Cities across the world are adapting to pressures from rapid urbanization and emerging transport technologies that provide new opportunities for how we access jobs, entertainment, education, and services. These new technologies allow us to ask questions about the world we live in and the world we want to inhabit: Will we pave the world in repeating lanes of highways and parking lots or will all of these new technologies conjure new urban forms that encourage more sustainable modes of travel?
In partnership with the Earth Institute’s Center for Sustainable Urban Development, the M.S. in Sustainability Management program has developed an exciting new inter-disciplinary course entitled Access, Innovation, and the Urban Transportation Transition. Generous support to develop this new course has also come from the Volvo Research and Education Foundations and the American Assembly. Offered this summer in a block week format, meeting from 9 a.m. to 5:30 p.m. on Monday, Aug. 14 through Friday, Aug. 18, the course will provide students with insights into cutting edge thinking on urban transportation, access and mobility.
This class draws on a series of lectures, a case study approach and experiential learning in New York City, which provides a living laboratory for the issues and themes discussed in class around the transportation transition. This course provides an overview of new thinking, innovation and advocacy in public transportation with a focus on passenger transport.
This class is ideal for graduate students and young professionals interested in urban sustainability, the transport sector and urban planning and design. It is also geared towards management professionals who wish to work in the transportation/urban policy arena and want an overview of cutting edge and key issues in the sector as it relates to land-use and broader environmental and planning concerns.
Students will attend experiential learning exercises which will involve testing different transport modes and trips in New York City.
City Museum of New York

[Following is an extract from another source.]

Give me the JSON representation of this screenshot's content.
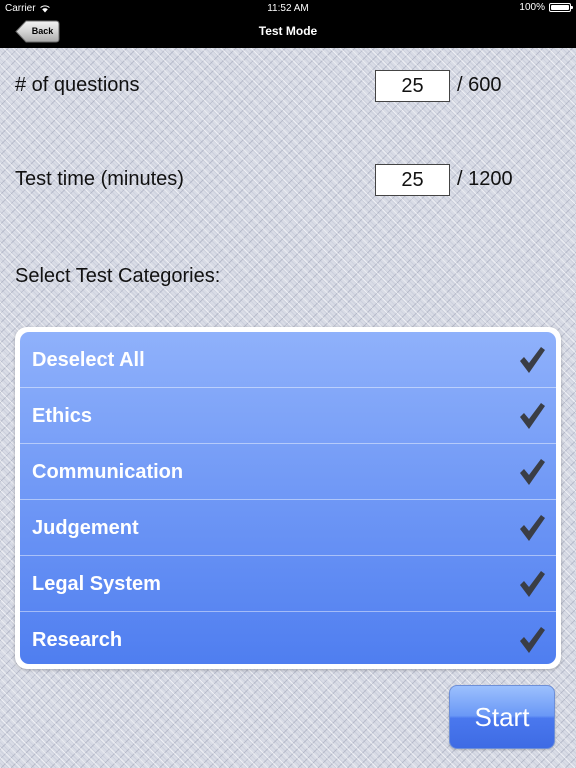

Students will explore a mode (walking, cycling etc) to meet at the City Museum of New York where they will watch the video of New York’s development over time and the link to transportation along with related exhibits. Students will be expected to get critical background knowledge of New York City as a case study and also be able to understand key causal connections between transportation networks and land-use and population changes as well as economic development.
Bx41 Select Bus Service
The Bx41 Select Bus Service opened in 2013. The plan includes bus lanes for much of the length, as well as transit signal priority, bulb outs for buses, and pedestrian refuges. The corridor provides a nice example of the type of machine assemblage needed for increasing bus ridership. On the other hand, the interventions have seen some resistance in the community. There is the expected resistance to a loss of parking but also a less expected negative response to the interventions as a sign of gentrification and a lack of community control over the corridor. The site visit will explore the corridor, and students will be expected to assess how well the new assemblage serves the riders and the wider community.
The 7 train extension to Hudson Yards was paid through a version of tax-increment financing. It is easiest to understand the financing structure on-site, walking through the buildings and parks under construction with a map of the planned tax districts. Additionally, the site incorporates the High Line park and the Javits convention center, other examples of complex infrastructure finance. Students will be expected to be able to connect the financing models discussed in class to this real world example as well as discuss alternative financing options for other forms of needed transportation infrastructure for poorer neighborhoods and the related problems of market displacement.
This class serves as an elective in the MS Sustainability Management. This course satisfies the Area 1: Integrative Sustainability Management elective course and Area 4: Public Policy course requirement for the M.S. in Sustainability Management.